At least John Williams won for best score. If he hadn’t, the Academy wanted lobotomising.
ET, Star Trek II: The Wrath of Khan, Blade Runner, The Thing (1982)
All beaten by: Gandhi (1983 awards)
1982 was a banner year for genre film. Spielberg’s ET was nominated, but really should have won, while Blade Runner wasn’t in the frame at all. The lukewarm reception that greeted Ridley Scott’s Philip K Dick adaptation at the time of release is now the stuff of legend.
For my money, you could have Wrath of Khan in there, too. Was there an emotional high point throughout the cinematic year to match Kirk and Spock’s farewell scene? No there was not. And did Gandhi feature severed heads sprouting legs and scuttling away, as in John Carpenter’s The Thing? No it did not.
Ladies and gentlemen of the Academy, you’ve got to be effing kidding me.
The Shawshank Redemption (1994)
Beaten by: Forrest Gump (1995 awards)
If life is like a box of chocolates, then Quentin Tarantino got the Turkish Delight in 1995 as his fondant Pulp Fiction was soundly beaten by Robert Zemeckis’ syrupy Forrest Gump at the Oscars.
I don’t have too much of a problem with that – Tom Hanks was great as Forrest, and it is a fine American movie. (See also: Dances With Wolves beating Goodfellas in 1991 – not quite the travesty many would have you believe.)
But people often forget that Frank Darabont’s The Shawshank Redemption was part of the field that year. Like Blade Runner, this Stephen King prison novella adaptation took its time to sink into the popular consciousness – but it’s regularly voted one of the best films of all time, even as its 20th anniversary approaches.
Was there ever a more beloved sewer pipe in movie history?
Lord of the Rings: The Fellowship of the Ring (2001)
Beaten by: A Beautiful Mind (2002 awards)
Look, we know The Return of the King got those Oscars in 2004 on behalf of all three of Peter Jackson’s Lord of the Rings films.
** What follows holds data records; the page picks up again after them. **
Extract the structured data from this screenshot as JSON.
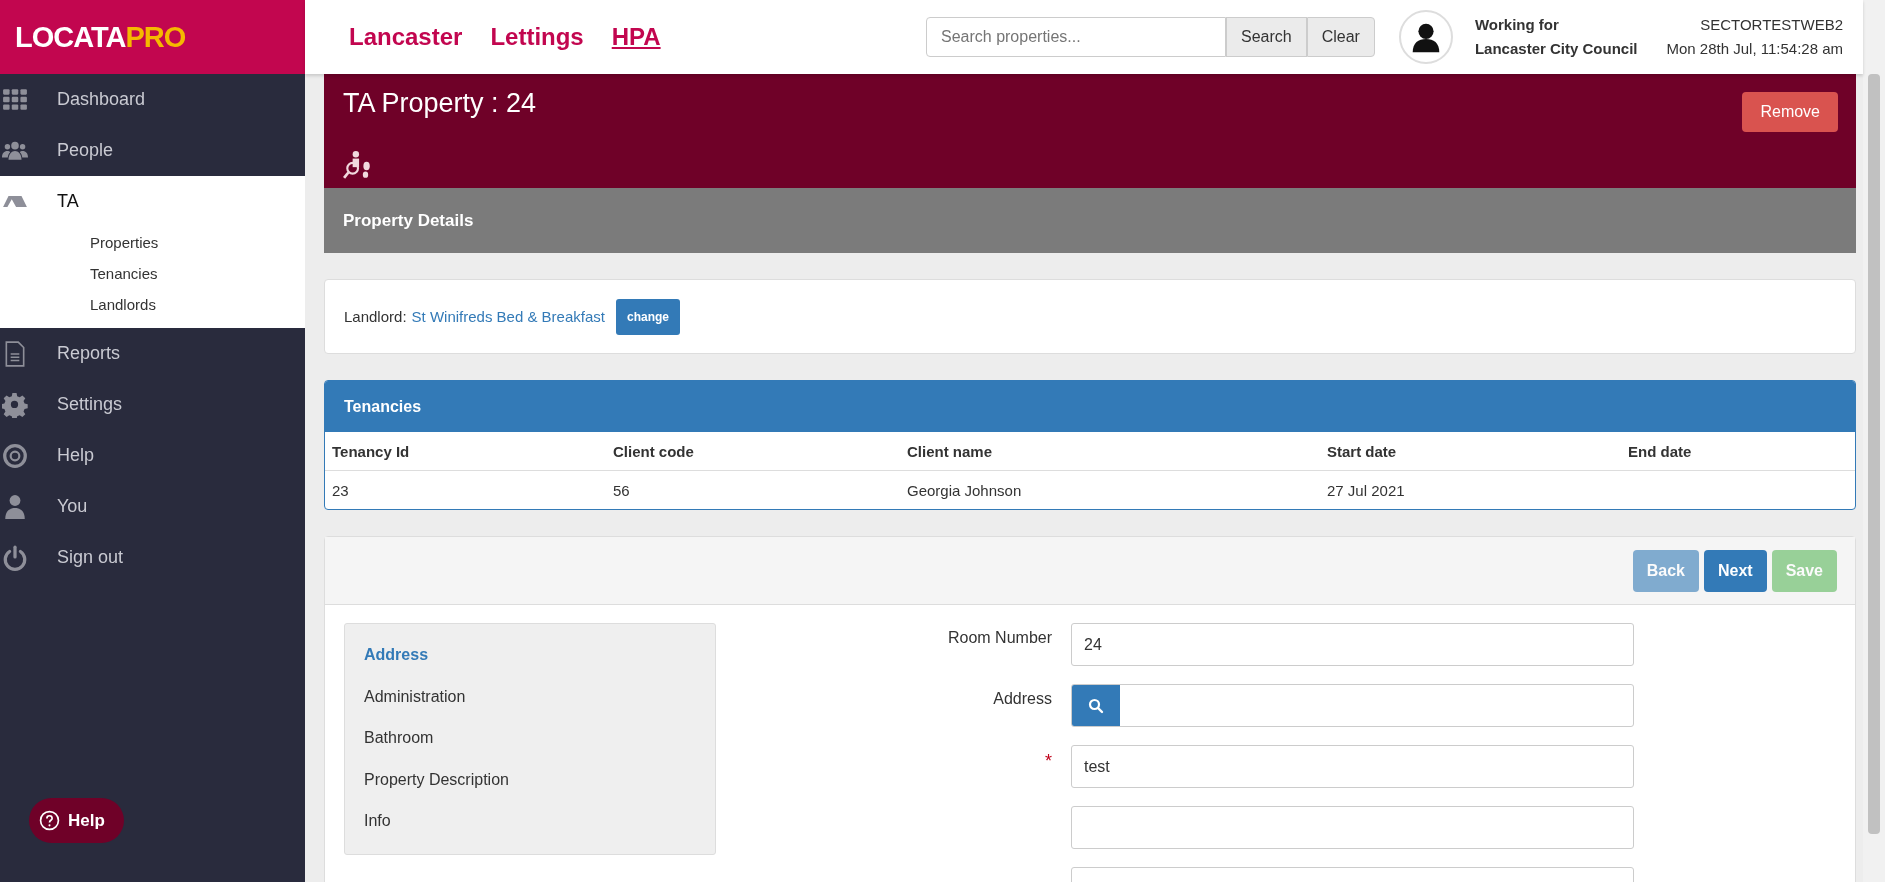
{
  "logo": {
    "part_1": "LOCATA",
    "part_2": "PRO"
  },
  "top_nav": [
    {
      "label": "Lancaster",
      "selected": false
    },
    {
      "label": "Lettings",
      "selected": false
    },
    {
      "label": "HPA",
      "selected": true
    }
  ],
  "search": {
    "placeholder": "Search properties...",
    "buttons": [
      "Search",
      "Clear"
    ]
  },
  "user": {
    "working_for_label": "Working for",
    "organisation": "Lancaster City Council",
    "server": "SECTORTESTWEB2",
    "datetime": "Mon 28th Jul, 11:54:28 am"
  },
  "sidebar": {
    "items": [
      {
        "label": "Dashboard",
        "expanded": false
      },
      {
        "label": "People",
        "expanded": false
      },
      {
        "label": "TA",
        "expanded": true,
        "children": [
          {
            "label": "Properties"
          },
          {
            "label": "Tenancies"
          },
          {
            "label": "Landlords"
          }
        ]
      },
      {
        "label": "Reports",
        "expanded": false
      },
      {
        "label": "Settings",
        "expanded": false
      },
      {
        "label": "Help",
        "expanded": false
      },
      {
        "label": "You",
        "expanded": false
      },
      {
        "label": "Sign out",
        "expanded": false
      }
    ]
  },
  "page_header": {
    "title": "TA Property : 24",
    "remove_button": "Remove",
    "section_title": "Property Details"
  },
  "landlord": {
    "label": "Landlord:",
    "name": "St Winifreds Bed & Breakfast",
    "change_button": "change"
  },
  "tenancies": {
    "title": "Tenancies",
    "columns": [
      "Tenancy Id",
      "Client code",
      "Client name",
      "Start date",
      "End date"
    ],
    "rows": [
      [
        "23",
        "56",
        "Georgia Johnson",
        "27 Jul 2021"
      ]
    ]
  },
  "form_toolbar": [
    {
      "label": "Back",
      "kind": "back",
      "disabled": true
    },
    {
      "label": "Next",
      "kind": "next",
      "disabled": false
    },
    {
      "label": "Save",
      "kind": "save",
      "disabled": true
    }
  ],
  "form_nav": [
    {
      "label": "Address",
      "selected": true
    },
    {
      "label": "Administration",
      "selected": false
    },
    {
      "label": "Bathroom",
      "selected": false
    },
    {
      "label": "Property Description",
      "selected": false
    },
    {
      "label": "Info",
      "selected": false
    }
  ],
  "fields": [
    {
      "label": "Room Number",
      "kind": "text",
      "value": "24",
      "required": false
    },
    {
      "label": "Address",
      "kind": "search",
      "required": false
    },
    {
      "label": "*",
      "kind": "text",
      "value": "test",
      "required": true
    },
    {
      "kind": "text"
    },
    {
      "kind": "text"
    }
  ],
  "help_button": "Help"
}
It was by way of apology. But the gongs should have gone to the first and best of the trilogy, The Fellowship of the Ring.
People forget what a risk those Tolkien adaptations seemed at the time. I’d like to forget, anyway. “Peter Jackson? The guy who did Bad Taste? This will be a disaster.” – Pat Black, c. 1998.
So what a triumph it was to see Gandalf, Frodo, the Balrog and Bill the Pony on the big screen at last, and Middle Earth so beautifully rendered.
There isn’t a blackboard big enough to contain the equation necessary to calculate how anyone could have preferred A Beautiful Mind. Karma has paid Ron Howard back, though, as his awesome Rush was overlooked by the Academy this year.
The Dark Knight (2008)
Beaten by: Slumdog Millionaire (2009 awards)
Far more than a collage of colourful costumes, bone-crunching fights and truck-flipping stunts, Christopher Nolan’s comic book sequel shone its bat-signal onto western anxiety in the post-9/11 world.
In the face of terrible provocation, Batman’s moral compass seems steady enough… but, like the world’s worst Twitter troll, the Joker continues to ask him the awkward question: “Why should we trust YOU?”
It was wonderful to see Danny Boyle’s work rewarded at the Oscars, but in the list of “Danny Boyle films about money”, Slumdog is a distant third to Shallow Grave and Millions.